“Think of the coaches, think of the medical doctors, they all have close contact with very young people,” Freitag told DW in an interview. “But to misuse that power can destroy the souls of young people and that’s not acceptable at all.”

“I’m not really surprised [about the allegations]. But in the end, I’m surprised about how our sports federations handled it. I think they could have done much more,” she added.

Competing in pain

At the time, the twins felt like they couldn’t speak up because of their reputation as troublemakers.

“All we wanted was to be accepted in the training group and just train,” Naomi says. “We didn’t want to be a nuisance. So that’s why we didn’t mention a lot of things.”

Feeling powerless and alone, Naomi and Ruby could at least count on each other for support. Other girls at the center didn’t even have that. One of Naomi’s best friends had “many psychological problems” and self-harmed. “She cut herself a lot and tried to hide it,” Naomi says.

The twins can also testify to the medical practices at the center. They say that girls were shepherded in and out of doctors’ appointments, where high-strength painkillers and injections were handed out freely without prescriptions and without the knowledge of the girls’ parents.

Ruby says she was forced to ignore her constant back pain, even though she would eventually require an operation. One of the coaches in Chemnitz told her that it was simply precompetition nerves.

“She would often tell me I was imagining the pain in my back, that I didn’t know the difference between sore muscles and real pain,” said Ruby, who was also denied access to her MRT scans. “That went on for a year and a half, and at some point I believed I was imagining it too.”

Thomas Weise, manager of the Olympic training center in Chemnitz, declined to comment on the specific allegations while the investigation is ongoing.

For all the problems they experienced, Naomi and Ruby are reluctant to single out individuals. Rather, they blame a system that concentrates power and authority in the hands of a few people who are rarely held accountable for their actions.

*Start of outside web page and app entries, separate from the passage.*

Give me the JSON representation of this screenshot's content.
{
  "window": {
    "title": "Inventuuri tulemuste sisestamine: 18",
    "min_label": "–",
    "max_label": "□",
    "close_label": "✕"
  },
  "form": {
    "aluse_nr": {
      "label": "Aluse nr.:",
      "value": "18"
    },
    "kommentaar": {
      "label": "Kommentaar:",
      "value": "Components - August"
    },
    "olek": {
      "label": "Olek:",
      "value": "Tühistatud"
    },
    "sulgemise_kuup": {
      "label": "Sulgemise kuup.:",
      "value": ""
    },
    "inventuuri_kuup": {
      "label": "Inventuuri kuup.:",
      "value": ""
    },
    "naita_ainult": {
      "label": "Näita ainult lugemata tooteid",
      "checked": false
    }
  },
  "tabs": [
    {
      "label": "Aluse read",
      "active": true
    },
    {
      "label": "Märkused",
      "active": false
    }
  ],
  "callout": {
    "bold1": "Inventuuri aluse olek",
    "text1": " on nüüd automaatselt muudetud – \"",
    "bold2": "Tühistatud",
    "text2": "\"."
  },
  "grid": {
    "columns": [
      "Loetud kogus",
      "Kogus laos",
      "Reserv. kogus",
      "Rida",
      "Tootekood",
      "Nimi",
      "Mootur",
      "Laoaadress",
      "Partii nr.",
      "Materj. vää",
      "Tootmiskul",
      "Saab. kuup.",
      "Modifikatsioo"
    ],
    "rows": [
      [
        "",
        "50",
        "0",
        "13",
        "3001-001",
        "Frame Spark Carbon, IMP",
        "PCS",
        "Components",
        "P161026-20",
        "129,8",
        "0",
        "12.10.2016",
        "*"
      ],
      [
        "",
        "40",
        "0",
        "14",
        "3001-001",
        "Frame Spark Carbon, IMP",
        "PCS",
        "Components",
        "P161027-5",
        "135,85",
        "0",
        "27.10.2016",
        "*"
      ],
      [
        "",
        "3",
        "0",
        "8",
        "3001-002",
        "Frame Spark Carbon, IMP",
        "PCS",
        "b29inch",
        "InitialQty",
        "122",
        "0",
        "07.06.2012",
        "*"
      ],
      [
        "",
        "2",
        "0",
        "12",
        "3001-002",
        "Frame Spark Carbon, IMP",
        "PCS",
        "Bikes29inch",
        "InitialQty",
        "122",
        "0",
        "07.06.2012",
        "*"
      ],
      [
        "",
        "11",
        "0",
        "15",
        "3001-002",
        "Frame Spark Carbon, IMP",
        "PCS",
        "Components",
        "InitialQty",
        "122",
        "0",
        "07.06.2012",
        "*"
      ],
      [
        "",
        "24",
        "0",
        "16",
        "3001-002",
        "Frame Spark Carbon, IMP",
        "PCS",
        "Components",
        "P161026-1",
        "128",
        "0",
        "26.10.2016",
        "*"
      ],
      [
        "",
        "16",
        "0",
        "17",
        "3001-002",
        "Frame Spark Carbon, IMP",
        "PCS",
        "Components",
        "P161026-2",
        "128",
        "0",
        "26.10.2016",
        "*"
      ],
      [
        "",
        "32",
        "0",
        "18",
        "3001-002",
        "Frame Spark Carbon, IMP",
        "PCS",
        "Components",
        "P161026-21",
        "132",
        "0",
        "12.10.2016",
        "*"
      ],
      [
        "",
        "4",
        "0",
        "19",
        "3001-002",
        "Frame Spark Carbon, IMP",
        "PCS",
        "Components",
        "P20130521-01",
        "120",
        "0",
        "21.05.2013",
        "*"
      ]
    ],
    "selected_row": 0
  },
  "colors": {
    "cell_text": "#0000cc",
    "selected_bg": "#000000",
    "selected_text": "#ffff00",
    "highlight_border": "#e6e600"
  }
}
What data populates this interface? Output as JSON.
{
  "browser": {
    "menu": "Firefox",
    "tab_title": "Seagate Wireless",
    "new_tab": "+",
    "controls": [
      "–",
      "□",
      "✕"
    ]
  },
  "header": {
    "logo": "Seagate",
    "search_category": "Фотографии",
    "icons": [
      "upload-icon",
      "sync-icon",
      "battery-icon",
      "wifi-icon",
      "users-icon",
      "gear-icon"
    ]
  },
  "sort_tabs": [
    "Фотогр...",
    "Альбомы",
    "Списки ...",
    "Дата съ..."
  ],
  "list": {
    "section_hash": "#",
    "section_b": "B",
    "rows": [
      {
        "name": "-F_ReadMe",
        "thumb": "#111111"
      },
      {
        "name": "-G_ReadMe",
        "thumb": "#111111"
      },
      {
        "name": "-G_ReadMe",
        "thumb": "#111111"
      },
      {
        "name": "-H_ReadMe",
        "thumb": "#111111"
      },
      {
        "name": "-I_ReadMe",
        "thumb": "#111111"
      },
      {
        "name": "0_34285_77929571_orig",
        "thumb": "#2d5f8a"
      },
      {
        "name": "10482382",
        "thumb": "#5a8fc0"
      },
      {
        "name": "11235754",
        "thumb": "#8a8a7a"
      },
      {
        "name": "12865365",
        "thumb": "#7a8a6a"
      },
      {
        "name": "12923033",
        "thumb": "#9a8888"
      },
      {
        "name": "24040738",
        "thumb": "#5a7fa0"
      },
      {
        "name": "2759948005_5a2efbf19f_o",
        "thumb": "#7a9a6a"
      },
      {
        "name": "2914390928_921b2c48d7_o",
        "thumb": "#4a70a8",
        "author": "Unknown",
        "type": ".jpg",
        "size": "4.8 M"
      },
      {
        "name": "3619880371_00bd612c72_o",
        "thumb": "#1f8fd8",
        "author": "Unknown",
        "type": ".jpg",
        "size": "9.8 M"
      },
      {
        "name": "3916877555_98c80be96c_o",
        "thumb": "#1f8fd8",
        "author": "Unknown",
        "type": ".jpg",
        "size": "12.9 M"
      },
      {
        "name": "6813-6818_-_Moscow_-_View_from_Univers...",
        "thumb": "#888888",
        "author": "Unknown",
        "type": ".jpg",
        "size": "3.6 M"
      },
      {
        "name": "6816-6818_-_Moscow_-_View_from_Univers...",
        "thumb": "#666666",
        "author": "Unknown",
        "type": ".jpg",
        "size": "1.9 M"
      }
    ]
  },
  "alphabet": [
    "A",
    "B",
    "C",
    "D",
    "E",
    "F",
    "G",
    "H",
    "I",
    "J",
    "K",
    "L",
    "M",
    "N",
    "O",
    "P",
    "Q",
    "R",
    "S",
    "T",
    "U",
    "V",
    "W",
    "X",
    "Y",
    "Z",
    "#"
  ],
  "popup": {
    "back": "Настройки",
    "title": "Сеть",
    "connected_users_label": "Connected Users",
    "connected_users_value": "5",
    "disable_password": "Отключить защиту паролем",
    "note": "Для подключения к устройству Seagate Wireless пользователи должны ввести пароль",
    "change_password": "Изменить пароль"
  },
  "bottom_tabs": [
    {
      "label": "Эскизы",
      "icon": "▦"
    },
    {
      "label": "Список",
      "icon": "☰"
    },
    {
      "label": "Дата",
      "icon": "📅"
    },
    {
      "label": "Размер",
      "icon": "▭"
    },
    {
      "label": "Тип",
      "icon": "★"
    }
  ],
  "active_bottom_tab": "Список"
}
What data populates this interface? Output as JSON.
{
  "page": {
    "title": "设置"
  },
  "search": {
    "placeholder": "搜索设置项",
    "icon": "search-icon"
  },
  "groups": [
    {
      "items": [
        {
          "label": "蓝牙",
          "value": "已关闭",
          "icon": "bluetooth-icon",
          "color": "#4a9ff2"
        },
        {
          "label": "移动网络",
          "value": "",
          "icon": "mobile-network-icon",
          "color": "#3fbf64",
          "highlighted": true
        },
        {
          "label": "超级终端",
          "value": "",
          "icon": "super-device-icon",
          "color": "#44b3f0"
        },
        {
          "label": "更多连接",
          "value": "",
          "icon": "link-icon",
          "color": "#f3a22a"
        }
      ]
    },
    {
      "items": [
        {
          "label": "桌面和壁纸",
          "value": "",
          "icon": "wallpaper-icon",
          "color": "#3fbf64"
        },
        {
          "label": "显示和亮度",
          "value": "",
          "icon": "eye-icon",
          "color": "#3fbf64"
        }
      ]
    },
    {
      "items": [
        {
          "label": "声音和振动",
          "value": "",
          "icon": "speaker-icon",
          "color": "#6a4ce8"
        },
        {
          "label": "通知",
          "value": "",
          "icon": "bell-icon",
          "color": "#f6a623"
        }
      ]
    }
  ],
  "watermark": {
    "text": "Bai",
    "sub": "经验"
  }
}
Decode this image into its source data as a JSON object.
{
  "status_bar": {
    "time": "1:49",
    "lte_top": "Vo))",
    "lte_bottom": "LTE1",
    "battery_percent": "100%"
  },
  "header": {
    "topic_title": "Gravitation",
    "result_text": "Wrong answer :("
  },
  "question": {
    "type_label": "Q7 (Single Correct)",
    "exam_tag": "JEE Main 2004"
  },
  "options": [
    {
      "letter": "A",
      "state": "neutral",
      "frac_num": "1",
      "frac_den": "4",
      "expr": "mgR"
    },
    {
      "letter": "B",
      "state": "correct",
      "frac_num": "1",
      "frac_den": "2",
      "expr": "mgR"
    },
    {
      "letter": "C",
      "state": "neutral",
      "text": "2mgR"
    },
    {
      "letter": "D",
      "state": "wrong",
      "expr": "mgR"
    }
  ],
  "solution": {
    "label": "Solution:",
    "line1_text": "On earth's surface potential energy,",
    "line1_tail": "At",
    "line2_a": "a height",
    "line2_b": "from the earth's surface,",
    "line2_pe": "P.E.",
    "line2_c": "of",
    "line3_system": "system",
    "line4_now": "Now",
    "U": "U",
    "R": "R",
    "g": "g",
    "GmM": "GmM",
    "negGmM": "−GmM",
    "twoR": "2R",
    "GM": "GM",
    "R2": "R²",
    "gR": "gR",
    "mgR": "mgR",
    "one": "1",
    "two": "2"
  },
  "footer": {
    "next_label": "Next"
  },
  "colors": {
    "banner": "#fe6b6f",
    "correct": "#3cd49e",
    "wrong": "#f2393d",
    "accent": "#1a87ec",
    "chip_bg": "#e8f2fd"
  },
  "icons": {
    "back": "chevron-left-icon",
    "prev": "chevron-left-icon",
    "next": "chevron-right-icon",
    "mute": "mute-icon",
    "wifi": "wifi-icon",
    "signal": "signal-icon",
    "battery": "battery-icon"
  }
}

“I would just say there are other ways to succeed,” Ruby said. “We only think: ‘It was done that way for years.’ But that doesn’t mean it should stay like that in the future.”